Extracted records

++++

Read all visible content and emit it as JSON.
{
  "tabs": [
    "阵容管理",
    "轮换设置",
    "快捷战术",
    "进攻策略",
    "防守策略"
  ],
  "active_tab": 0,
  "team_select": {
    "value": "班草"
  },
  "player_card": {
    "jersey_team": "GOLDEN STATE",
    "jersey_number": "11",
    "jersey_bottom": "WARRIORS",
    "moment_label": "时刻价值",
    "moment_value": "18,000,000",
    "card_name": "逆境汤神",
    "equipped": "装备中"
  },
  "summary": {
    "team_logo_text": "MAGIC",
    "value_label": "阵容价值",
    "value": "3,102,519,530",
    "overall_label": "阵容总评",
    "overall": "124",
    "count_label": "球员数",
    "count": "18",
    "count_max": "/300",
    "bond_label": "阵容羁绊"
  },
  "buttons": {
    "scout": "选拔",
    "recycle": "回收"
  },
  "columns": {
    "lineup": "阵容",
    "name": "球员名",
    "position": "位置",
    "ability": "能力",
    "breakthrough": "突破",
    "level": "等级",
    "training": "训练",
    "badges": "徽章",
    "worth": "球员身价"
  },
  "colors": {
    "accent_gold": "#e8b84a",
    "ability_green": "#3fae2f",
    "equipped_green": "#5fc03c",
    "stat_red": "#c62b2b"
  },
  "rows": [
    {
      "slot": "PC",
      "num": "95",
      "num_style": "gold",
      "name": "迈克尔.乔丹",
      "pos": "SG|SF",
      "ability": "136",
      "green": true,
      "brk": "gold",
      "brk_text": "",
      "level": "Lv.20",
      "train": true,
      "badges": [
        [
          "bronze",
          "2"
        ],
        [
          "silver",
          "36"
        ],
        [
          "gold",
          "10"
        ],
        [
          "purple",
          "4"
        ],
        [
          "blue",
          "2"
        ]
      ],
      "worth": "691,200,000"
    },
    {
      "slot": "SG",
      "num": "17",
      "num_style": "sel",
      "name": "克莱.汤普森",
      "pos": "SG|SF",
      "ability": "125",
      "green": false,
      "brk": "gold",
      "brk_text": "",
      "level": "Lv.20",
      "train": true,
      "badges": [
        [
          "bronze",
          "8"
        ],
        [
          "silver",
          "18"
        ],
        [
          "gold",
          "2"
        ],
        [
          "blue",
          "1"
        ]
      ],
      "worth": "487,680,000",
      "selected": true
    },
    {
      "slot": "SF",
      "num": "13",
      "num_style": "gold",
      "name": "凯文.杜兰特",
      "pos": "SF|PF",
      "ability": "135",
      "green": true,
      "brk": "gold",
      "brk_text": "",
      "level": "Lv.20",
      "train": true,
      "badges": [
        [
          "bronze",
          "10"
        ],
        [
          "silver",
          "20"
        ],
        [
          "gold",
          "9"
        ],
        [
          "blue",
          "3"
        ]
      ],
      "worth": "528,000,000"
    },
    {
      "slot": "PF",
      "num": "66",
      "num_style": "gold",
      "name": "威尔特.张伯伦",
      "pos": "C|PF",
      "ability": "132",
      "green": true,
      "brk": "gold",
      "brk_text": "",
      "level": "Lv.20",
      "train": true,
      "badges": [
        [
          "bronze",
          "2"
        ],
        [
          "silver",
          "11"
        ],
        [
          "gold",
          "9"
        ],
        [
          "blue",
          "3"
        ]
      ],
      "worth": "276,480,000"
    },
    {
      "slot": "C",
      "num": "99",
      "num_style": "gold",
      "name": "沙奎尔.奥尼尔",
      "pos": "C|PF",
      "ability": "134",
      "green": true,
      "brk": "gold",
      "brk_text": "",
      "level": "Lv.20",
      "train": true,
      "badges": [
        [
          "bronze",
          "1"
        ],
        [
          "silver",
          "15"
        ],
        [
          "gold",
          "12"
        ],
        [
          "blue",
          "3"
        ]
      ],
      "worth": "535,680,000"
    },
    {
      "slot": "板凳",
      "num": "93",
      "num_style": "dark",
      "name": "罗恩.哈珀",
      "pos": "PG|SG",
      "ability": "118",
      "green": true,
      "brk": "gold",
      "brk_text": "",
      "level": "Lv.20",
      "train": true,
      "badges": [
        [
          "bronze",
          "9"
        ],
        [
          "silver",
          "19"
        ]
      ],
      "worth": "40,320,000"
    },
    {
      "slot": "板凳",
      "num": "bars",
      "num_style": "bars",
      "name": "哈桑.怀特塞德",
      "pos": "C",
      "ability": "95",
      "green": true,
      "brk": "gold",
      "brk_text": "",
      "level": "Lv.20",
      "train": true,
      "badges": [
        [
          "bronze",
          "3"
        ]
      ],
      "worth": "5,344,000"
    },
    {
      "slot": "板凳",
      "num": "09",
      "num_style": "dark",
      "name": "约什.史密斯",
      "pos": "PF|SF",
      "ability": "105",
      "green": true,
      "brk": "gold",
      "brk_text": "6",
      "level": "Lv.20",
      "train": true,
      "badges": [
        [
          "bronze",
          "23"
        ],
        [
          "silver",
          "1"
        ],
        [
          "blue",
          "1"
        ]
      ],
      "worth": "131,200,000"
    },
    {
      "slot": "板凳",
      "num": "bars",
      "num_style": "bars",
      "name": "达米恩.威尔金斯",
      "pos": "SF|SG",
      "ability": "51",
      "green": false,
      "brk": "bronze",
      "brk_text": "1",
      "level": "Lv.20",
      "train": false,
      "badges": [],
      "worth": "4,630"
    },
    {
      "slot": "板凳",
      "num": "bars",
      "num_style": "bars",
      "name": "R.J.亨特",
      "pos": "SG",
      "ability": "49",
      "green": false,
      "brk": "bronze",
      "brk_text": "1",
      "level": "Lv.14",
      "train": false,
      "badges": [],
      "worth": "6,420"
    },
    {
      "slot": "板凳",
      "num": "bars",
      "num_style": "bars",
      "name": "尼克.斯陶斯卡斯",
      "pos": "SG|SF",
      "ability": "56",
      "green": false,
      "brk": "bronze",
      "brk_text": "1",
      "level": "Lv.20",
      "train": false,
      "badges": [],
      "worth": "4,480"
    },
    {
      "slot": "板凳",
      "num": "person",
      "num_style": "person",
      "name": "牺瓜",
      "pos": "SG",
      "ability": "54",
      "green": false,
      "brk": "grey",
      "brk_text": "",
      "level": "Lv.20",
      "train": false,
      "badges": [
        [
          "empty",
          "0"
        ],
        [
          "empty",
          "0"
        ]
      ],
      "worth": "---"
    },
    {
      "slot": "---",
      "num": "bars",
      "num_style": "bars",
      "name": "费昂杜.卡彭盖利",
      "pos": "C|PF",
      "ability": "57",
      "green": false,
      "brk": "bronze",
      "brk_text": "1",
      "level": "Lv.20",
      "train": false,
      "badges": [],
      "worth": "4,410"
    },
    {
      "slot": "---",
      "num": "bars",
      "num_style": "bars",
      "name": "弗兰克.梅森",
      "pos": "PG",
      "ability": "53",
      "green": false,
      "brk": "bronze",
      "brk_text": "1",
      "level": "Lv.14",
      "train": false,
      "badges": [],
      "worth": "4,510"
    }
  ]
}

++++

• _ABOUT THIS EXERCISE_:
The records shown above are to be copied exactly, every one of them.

• _RESPONSE_:
Read all visible content and emit it as JSON.
{
  "tabs": [
    "阵容管理",
    "轮换设置",
    "快捷战术",
    "进攻策略",
    "防守策略"
  ],
  "active_tab": 0,
  "team_select": {
    "value": "班草"
  },
  "player_card": {
    "jersey_team": "GOLDEN STATE",
    "jersey_number": "11",
    "jersey_bottom": "WARRIORS",
    "moment_label": "时刻价值",
    "moment_value": "18,000,000",
    "card_name": "逆境汤神",
    "equipped": "装备中"
  },
  "summary": {
    "team_logo_text": "MAGIC",
    "value_label": "阵容价值",
    "value": "3,102,519,530",
    "overall_label": "阵容总评",
    "overall": "124",
    "count_label": "球员数",
    "count": "18",
    "count_max": "/300",
    "bond_label": "阵容羁绊"
  },
  "buttons": {
    "scout": "选拔",
    "recycle": "回收"
  },
  "columns": {
    "lineup": "阵容",
    "name": "球员名",
    "position": "位置",
    "ability": "能力",
    "breakthrough": "突破",
    "level": "等级",
    "training": "训练",
    "badges": "徽章",
    "worth": "球员身价"
  },
  "colors": {
    "accent_gold": "#e8b84a",
    "ability_green": "#3fae2f",
    "equipped_green": "#5fc03c",
    "stat_red": "#c62b2b"
  },
  "rows": [
    {
      "slot": "PC",
      "num": "95",
      "num_style": "gold",
      "name": "迈克尔.乔丹",
      "pos": "SG|SF",
      "ability": "136",
      "green": true,
      "brk": "gold",
      "brk_text": "",
      "level": "Lv.20",
      "train": true,
      "badges": [
        [
          "bronze",
          "2"
        ],
        [
          "silver",
          "36"
        ],
        [
          "gold",
          "10"
        ],
        [
          "purple",
          "4"
        ],
        [
          "blue",
          "2"
        ]
      ],
      "worth": "691,200,000"
    },
    {
      "slot": "SG",
      "num": "17",
      "num_style": "sel",
      "name": "克莱.汤普森",
      "pos": "SG|SF",
      "ability": "125",
      "green": false,
      "brk": "gold",
      "brk_text": "",
      "level": "Lv.20",
      "train": true,
      "badges": [
        [
          "bronze",
          "8"
        ],
        [
          "silver",
          "18"
        ],
        [
          "gold",
          "2"
        ],
        [
          "blue",
          "1"
        ]
      ],
      "worth": "487,680,000",
      "selected": true
    },
    {
      "slot": "SF",
      "num": "13",
      "num_style": "gold",
      "name": "凯文.杜兰特",
      "pos": "SF|PF",
      "ability": "135",
      "green": true,
      "brk": "gold",
      "brk_text": "",
      "level": "Lv.20",
      "train": true,
      "badges": [
        [
          "bronze",
          "10"
        ],
        [
          "silver",
          "20"
        ],
        [
          "gold",
          "9"
        ],
        [
          "blue",
          "3"
        ]
      ],
      "worth": "528,000,000"
    },
    {
      "slot": "PF",
      "num": "66",
      "num_style": "gold",
      "name": "威尔特.张伯伦",
      "pos": "C|PF",
      "ability": "132",
      "green": true,
      "brk": "gold",
      "brk_text": "",
      "level": "Lv.20",
      "train": true,
      "badges": [
        [
          "bronze",
          "2"
        ],
        [
          "silver",
          "11"
        ],
        [
          "gold",
          "9"
        ],
        [
          "blue",
          "3"
        ]
      ],
      "worth": "276,480,000"
    },
    {
      "slot": "C",
      "num": "99",
      "num_style": "gold",
      "name": "沙奎尔.奥尼尔",
      "pos": "C|PF",
      "ability": "134",
      "green": true,
      "brk": "gold",
      "brk_text": "",
      "level": "Lv.20",
      "train": true,
      "badges": [
        [
          "bronze",
          "1"
        ],
        [
          "silver",
          "15"
        ],
        [
          "gold",
          "12"
        ],
        [
          "blue",
          "3"
        ]
      ],
      "worth": "535,680,000"
    },
    {
      "slot": "板凳",
      "num": "93",
      "num_style": "dark",
      "name": "罗恩.哈珀",
      "pos": "PG|SG",
      "ability": "118",
      "green": true,
      "brk": "gold",
      "brk_text": "",
      "level": "Lv.20",
      "train": true,
      "badges": [
        [
          "bronze",
          "9"
        ],
        [
          "silver",
          "19"
        ]
      ],
      "worth": "40,320,000"
    },
    {
      "slot": "板凳",
      "num": "bars",
      "num_style": "bars",
      "name": "哈桑.怀特塞德",
      "pos": "C",
      "ability": "95",
      "green": true,
      "brk": "gold",
      "brk_text": "",
      "level": "Lv.20",
      "train": true,
      "badges": [
        [
          "bronze",
          "3"
        ]
      ],
      "worth": "5,344,000"
    },
    {
      "slot": "板凳",
      "num": "09",
      "num_style": "dark",
      "name": "约什.史密斯",
      "pos": "PF|SF",
      "ability": "105",
      "green": true,
      "brk": "gold",
      "brk_text": "6",
      "level": "Lv.20",
      "train": true,
      "badges": [
        [
          "bronze",
          "23"
        ],
        [
          "silver",
          "1"
        ],
        [
          "blue",
          "1"
        ]
      ],
      "worth": "131,200,000"
    },
    {
      "slot": "板凳",
      "num": "bars",
      "num_style": "bars",
      "name": "达米恩.威尔金斯",
      "pos": "SF|SG",
      "ability": "51",
      "green": false,
      "brk": "bronze",
      "brk_text": "1",
      "level": "Lv.20",
      "train": false,
      "badges": [],
      "worth": "4,630"
    },
    {
      "slot": "板凳",
      "num": "bars",
      "num_style": "bars",
      "name": "R.J.亨特",
      "pos": "SG",
      "ability": "49",
      "green": false,
      "brk": "bronze",
      "brk_text": "1",
      "level": "Lv.14",
      "train": false,
      "badges": [],
      "worth": "6,420"
    },
    {
      "slot": "板凳",
      "num": "bars",
      "num_style": "bars",
      "name": "尼克.斯陶斯卡斯",
      "pos": "SG|SF",
      "ability": "56",
      "green": false,
      "brk": "bronze",
      "brk_text": "1",
      "level": "Lv.20",
      "train": false,
      "badges": [],
      "worth": "4,480"
    },
    {
      "slot": "板凳",
      "num": "person",
      "num_style": "person",
      "name": "牺瓜",
      "pos": "SG",
      "ability": "54",
      "green": false,
      "brk": "grey",
      "brk_text": "",
      "level": "Lv.20",
      "train": false,
      "badges": [
        [
          "empty",
          "0"
        ],
        [
          "empty",
          "0"
        ]
      ],
      "worth": "---"
    },
    {
      "slot": "---",
      "num": "bars",
      "num_style": "bars",
      "name": "费昂杜.卡彭盖利",
      "pos": "C|PF",
      "ability": "57",
      "green": false,
      "brk": "bronze",
      "brk_text": "1",
      "level": "Lv.20",
      "train": false,
      "badges": [],
      "worth": "4,410"
    },
    {
      "slot": "---",
      "num": "bars",
      "num_style": "bars",
      "name": "弗兰克.梅森",
      "pos": "PG",
      "ability": "53",
      "green": false,
      "brk": "bronze",
      "brk_text": "1",
      "level": "Lv.14",
      "train": false,
      "badges": [],
      "worth": "4,510"
    }
  ]
}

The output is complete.